» Work request:
Print out every record exactly as it appears.

» Dataset entries:
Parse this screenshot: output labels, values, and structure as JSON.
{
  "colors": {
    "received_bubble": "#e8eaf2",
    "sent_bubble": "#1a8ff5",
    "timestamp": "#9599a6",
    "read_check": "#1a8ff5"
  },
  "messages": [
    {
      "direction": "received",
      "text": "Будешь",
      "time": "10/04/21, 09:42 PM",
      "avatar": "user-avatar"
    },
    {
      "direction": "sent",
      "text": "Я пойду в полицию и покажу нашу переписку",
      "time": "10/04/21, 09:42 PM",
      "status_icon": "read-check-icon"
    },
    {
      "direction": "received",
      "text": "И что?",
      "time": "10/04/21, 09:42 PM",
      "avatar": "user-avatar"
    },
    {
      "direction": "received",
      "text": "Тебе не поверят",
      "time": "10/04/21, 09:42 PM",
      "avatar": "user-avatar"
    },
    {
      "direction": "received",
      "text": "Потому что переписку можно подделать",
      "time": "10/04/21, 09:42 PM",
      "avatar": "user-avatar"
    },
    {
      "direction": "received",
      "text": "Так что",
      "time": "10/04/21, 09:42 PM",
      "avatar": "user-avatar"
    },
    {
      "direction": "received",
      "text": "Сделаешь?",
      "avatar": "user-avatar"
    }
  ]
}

» Response to this exercise:
Parse this screenshot: output labels, values, and structure as JSON.
{
  "colors": {
    "received_bubble": "#e8eaf2",
    "sent_bubble": "#1a8ff5",
    "timestamp": "#9599a6",
    "read_check": "#1a8ff5"
  },
  "messages": [
    {
      "direction": "received",
      "text": "Будешь",
      "time": "10/04/21, 09:42 PM",
      "avatar": "user-avatar"
    },
    {
      "direction": "sent",
      "text": "Я пойду в полицию и покажу нашу переписку",
      "time": "10/04/21, 09:42 PM",
      "status_icon": "read-check-icon"
    },
    {
      "direction": "received",
      "text": "И что?",
      "time": "10/04/21, 09:42 PM",
      "avatar": "user-avatar"
    },
    {
      "direction": "received",
      "text": "Тебе не поверят",
      "time": "10/04/21, 09:42 PM",
      "avatar": "user-avatar"
    },
    {
      "direction": "received",
      "text": "Потому что переписку можно подделать",
      "time": "10/04/21, 09:42 PM",
      "avatar": "user-avatar"
    },
    {
      "direction": "received",
      "text": "Так что",
      "time": "10/04/21, 09:42 PM",
      "avatar": "user-avatar"
    },
    {
      "direction": "received",
      "text": "Сделаешь?",
      "avatar": "user-avatar"
    }
  ]
}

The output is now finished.